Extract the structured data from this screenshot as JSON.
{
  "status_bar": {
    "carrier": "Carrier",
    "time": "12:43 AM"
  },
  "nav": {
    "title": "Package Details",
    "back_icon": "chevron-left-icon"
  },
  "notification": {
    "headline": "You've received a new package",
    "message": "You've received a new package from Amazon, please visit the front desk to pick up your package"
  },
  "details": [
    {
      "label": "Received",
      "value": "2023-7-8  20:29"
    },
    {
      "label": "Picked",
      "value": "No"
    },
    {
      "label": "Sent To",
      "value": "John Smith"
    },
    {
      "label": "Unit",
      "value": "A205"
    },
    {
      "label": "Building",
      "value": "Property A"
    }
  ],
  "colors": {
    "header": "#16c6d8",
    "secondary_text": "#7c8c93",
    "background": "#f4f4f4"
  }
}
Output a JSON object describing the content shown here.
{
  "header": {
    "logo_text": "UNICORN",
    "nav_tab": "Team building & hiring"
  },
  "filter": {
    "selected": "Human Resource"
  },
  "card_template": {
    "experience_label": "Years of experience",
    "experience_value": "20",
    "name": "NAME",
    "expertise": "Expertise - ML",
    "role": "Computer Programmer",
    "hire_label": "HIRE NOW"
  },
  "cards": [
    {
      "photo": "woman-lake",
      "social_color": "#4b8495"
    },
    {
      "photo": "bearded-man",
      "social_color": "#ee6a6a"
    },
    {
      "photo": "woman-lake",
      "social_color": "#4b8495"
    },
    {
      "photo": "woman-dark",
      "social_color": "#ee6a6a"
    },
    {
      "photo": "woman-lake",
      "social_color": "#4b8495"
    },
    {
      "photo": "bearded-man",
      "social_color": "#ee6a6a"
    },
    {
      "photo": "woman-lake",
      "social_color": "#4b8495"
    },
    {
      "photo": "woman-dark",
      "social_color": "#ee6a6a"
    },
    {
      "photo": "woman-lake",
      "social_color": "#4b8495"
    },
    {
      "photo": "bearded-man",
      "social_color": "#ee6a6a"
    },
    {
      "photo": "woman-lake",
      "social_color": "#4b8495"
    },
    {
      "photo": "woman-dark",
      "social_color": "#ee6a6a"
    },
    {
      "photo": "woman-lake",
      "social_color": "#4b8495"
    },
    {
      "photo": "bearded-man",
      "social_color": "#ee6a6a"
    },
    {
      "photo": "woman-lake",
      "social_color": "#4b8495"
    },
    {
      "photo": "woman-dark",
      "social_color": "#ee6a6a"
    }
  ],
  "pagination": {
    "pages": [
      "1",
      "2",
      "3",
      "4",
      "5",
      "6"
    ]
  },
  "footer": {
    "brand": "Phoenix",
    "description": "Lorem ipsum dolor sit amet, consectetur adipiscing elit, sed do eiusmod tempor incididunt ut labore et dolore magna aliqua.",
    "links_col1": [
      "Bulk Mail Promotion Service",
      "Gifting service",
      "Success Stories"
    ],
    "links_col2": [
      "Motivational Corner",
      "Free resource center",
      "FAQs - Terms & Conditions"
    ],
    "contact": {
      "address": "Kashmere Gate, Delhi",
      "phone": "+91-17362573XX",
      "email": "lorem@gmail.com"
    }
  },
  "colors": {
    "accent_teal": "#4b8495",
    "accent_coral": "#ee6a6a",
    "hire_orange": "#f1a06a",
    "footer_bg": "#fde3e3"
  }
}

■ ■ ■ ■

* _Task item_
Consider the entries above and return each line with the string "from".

* _The answer_
Extract the structured data from this screenshot as JSON.
    "message": "You've received a new package from Amazon, please visit the front desk to pick up your package"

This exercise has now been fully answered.